▶ **Task to carry out**: In the records below, find each line that holds "name" and return it.

▶ **Records for processing**:
※
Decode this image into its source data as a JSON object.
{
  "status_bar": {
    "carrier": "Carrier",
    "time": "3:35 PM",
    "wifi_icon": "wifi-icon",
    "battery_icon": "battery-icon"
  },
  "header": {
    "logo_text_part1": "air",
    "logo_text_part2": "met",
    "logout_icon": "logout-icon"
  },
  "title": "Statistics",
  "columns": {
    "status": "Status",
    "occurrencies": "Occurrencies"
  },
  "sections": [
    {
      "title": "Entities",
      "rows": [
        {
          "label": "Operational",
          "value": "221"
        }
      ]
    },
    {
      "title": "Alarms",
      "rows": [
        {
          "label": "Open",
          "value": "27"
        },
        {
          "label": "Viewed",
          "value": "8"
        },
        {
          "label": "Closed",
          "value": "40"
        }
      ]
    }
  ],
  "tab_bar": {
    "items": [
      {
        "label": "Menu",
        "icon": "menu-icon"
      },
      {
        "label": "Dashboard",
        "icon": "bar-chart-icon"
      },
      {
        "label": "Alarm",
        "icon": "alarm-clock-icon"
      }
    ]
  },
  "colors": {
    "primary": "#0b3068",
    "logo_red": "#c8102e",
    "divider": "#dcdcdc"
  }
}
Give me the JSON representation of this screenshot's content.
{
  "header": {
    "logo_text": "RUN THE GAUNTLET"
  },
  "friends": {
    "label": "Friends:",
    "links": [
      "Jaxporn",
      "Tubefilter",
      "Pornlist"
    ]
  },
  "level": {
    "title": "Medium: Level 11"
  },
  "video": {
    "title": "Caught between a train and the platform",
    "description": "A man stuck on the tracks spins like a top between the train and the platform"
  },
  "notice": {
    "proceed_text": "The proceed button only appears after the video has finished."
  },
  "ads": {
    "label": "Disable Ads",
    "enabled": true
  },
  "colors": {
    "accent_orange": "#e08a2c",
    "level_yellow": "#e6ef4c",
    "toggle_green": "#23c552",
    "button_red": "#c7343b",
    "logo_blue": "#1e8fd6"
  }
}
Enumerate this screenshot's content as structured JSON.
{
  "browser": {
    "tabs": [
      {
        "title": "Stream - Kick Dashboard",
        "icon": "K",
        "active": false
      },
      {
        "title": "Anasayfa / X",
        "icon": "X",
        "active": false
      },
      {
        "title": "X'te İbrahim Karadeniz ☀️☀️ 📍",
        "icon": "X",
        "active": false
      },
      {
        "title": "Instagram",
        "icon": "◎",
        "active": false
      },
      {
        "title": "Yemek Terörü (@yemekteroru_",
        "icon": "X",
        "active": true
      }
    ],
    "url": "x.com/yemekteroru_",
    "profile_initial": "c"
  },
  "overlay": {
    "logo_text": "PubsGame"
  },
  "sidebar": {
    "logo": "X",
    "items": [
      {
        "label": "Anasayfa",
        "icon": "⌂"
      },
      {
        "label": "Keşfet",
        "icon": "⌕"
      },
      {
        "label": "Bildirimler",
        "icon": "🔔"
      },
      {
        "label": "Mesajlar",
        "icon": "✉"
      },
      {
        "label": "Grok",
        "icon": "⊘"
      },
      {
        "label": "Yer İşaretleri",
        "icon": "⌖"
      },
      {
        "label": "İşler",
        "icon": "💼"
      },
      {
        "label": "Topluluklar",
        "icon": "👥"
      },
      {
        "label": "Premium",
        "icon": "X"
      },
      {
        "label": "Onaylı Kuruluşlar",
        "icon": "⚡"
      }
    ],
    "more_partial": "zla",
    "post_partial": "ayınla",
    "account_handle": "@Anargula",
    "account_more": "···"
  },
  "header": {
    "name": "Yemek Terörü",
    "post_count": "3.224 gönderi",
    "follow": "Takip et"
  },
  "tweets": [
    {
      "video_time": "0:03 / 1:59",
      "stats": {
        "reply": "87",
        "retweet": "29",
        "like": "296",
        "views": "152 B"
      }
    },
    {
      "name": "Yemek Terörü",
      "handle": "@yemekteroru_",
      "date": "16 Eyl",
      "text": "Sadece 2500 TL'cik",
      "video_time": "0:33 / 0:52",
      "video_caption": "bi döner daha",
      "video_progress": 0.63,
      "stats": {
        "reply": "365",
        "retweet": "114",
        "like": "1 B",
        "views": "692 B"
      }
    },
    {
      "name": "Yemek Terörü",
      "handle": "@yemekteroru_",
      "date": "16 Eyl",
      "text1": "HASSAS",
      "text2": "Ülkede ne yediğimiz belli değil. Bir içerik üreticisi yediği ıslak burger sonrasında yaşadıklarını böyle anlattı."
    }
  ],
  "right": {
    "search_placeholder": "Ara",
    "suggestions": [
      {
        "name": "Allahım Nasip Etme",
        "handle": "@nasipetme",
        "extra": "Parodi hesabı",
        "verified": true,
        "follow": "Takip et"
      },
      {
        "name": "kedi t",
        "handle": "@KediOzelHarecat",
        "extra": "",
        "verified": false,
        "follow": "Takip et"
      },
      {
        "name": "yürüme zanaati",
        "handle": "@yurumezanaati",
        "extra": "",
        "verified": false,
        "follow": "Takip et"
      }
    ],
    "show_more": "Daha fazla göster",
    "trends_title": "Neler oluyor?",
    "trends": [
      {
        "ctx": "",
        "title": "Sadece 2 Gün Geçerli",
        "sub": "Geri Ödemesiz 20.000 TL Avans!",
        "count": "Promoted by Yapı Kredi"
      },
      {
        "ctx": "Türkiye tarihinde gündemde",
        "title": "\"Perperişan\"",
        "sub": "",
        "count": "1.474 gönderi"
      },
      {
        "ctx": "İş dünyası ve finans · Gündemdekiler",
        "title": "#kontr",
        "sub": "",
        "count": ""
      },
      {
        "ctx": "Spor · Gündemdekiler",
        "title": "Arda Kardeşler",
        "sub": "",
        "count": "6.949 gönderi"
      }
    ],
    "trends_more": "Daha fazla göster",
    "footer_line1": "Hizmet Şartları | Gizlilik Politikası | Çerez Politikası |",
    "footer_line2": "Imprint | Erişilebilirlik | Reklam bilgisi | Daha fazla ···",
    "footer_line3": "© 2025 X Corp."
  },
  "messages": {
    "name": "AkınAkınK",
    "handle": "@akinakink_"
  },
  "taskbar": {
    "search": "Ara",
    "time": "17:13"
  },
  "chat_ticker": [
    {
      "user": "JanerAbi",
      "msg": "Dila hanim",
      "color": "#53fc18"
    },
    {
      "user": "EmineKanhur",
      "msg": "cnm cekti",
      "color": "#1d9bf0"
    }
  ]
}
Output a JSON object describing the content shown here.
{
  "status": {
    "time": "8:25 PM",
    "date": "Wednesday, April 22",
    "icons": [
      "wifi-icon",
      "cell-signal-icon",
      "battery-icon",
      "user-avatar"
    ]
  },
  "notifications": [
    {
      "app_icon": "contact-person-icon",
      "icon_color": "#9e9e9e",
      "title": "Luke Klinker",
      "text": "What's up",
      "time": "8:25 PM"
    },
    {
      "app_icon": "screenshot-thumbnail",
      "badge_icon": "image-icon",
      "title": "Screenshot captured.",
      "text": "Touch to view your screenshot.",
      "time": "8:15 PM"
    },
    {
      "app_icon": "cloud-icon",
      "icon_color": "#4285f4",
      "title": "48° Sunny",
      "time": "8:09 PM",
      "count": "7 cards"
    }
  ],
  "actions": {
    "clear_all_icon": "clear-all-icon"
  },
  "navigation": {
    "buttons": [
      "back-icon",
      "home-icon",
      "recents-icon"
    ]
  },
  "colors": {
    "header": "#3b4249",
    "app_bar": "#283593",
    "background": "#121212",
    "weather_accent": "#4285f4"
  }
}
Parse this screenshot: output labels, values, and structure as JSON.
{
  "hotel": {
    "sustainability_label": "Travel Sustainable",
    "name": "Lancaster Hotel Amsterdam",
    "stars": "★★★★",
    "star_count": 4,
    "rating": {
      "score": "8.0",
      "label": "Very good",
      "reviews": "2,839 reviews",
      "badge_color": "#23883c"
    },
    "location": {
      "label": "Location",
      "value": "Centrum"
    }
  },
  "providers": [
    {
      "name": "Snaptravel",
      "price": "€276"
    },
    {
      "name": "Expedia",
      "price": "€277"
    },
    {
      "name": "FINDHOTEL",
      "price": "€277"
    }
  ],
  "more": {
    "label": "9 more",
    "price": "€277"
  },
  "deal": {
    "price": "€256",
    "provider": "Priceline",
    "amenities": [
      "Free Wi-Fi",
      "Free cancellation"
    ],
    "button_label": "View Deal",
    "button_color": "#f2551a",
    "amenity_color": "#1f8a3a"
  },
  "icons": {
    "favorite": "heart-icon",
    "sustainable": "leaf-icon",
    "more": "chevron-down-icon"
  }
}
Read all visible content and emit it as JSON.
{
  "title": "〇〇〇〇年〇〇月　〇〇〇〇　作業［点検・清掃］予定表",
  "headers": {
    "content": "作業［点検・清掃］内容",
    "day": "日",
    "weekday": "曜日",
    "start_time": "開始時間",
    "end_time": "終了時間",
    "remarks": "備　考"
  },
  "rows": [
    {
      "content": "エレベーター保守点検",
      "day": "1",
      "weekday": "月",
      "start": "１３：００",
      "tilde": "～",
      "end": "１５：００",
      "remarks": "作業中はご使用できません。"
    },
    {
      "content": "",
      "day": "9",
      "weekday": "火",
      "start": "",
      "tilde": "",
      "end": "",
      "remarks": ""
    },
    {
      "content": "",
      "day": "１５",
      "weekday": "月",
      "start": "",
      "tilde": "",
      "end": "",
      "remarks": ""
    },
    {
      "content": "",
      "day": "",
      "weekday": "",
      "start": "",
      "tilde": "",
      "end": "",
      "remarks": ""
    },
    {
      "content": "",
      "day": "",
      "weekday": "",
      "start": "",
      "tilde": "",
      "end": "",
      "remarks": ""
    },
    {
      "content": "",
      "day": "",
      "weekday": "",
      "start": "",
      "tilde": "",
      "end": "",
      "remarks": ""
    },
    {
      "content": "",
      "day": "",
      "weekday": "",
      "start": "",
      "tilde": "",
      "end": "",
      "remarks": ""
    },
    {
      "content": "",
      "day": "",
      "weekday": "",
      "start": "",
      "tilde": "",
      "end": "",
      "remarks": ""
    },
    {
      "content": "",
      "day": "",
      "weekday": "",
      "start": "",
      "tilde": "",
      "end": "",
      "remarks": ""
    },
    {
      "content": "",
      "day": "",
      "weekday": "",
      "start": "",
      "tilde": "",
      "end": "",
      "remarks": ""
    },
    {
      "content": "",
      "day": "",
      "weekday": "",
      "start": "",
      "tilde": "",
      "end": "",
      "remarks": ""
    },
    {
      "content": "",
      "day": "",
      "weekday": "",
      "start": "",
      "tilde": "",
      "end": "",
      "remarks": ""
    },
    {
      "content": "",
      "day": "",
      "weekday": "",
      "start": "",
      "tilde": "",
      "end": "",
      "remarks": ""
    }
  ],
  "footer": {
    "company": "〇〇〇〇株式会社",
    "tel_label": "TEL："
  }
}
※
▶ **Solution to this problem**:
    "name": "Yemek Terörü",
      "name": "Yemek Terörü",
      "name": "Yemek Terörü",
        "name": "Allahım Nasip Etme",
        "name": "kedi t",
        "name": "yürüme zanaati",
    "name": "AkınAkınK",
    "name": "Lancaster Hotel Amsterdam",
      "name": "Snaptravel",
      "name": "Expedia",
      "name": "FINDHOTEL",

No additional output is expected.